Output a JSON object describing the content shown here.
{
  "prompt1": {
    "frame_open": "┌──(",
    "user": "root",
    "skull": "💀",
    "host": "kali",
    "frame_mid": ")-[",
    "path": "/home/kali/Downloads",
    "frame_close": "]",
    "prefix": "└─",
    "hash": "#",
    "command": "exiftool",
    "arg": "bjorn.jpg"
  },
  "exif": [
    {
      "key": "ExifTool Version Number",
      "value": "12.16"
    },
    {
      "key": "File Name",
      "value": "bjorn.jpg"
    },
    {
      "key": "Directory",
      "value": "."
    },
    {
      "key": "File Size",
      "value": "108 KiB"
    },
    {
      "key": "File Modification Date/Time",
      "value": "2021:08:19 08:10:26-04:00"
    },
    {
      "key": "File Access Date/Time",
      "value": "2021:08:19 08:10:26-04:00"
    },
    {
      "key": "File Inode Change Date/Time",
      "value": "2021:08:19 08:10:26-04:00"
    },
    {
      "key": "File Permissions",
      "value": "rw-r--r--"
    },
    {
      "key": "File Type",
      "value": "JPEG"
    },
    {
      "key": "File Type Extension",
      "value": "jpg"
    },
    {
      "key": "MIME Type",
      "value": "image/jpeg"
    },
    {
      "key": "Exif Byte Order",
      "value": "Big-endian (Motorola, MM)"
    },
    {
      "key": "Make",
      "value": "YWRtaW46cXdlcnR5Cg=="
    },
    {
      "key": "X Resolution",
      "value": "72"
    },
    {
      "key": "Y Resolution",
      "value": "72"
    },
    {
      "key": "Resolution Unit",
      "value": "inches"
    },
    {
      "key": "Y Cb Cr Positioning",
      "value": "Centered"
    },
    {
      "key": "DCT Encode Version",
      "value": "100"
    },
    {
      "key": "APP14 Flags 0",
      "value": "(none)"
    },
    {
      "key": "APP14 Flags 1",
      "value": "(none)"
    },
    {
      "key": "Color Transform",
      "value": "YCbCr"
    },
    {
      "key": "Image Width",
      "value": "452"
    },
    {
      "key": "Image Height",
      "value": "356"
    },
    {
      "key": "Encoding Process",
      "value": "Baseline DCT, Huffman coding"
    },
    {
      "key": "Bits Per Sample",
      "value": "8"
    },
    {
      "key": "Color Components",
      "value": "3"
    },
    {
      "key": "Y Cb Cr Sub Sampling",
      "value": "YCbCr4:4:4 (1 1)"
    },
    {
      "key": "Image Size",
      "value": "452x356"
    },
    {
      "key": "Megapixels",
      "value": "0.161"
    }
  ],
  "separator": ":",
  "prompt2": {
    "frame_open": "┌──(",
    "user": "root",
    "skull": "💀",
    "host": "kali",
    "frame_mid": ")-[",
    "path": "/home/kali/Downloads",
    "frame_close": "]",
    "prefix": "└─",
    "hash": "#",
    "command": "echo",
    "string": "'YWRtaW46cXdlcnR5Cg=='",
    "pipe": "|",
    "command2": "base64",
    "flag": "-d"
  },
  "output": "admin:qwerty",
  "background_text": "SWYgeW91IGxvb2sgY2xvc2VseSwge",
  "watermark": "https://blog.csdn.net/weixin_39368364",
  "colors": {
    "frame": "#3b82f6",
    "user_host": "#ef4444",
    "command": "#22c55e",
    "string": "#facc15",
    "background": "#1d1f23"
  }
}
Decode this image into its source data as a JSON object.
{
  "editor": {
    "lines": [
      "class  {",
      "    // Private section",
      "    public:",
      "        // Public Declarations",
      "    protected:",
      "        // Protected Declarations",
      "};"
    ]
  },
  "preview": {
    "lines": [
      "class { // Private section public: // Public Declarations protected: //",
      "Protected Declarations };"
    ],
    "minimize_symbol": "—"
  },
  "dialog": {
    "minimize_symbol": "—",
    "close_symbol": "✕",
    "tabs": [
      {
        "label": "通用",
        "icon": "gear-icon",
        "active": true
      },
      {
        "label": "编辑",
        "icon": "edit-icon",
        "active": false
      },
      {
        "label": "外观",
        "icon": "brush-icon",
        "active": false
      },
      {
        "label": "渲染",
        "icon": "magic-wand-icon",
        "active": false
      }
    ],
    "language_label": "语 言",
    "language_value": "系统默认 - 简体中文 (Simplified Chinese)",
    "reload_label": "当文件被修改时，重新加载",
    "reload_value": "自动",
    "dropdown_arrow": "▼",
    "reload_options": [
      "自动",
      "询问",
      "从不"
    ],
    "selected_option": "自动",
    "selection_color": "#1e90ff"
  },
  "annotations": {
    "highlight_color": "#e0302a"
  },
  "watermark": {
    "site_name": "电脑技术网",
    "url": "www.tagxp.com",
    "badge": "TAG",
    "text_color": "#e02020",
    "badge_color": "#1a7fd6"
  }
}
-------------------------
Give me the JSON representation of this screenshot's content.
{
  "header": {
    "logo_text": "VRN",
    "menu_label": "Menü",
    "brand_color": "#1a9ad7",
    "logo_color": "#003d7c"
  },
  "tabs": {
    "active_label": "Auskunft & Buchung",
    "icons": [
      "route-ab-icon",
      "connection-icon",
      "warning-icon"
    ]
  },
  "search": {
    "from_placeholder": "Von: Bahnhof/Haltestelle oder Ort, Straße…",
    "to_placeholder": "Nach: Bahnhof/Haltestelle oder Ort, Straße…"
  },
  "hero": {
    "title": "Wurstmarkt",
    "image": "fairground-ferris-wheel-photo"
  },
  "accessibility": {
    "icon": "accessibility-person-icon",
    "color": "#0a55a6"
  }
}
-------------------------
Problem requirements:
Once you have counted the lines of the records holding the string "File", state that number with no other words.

Solution:
8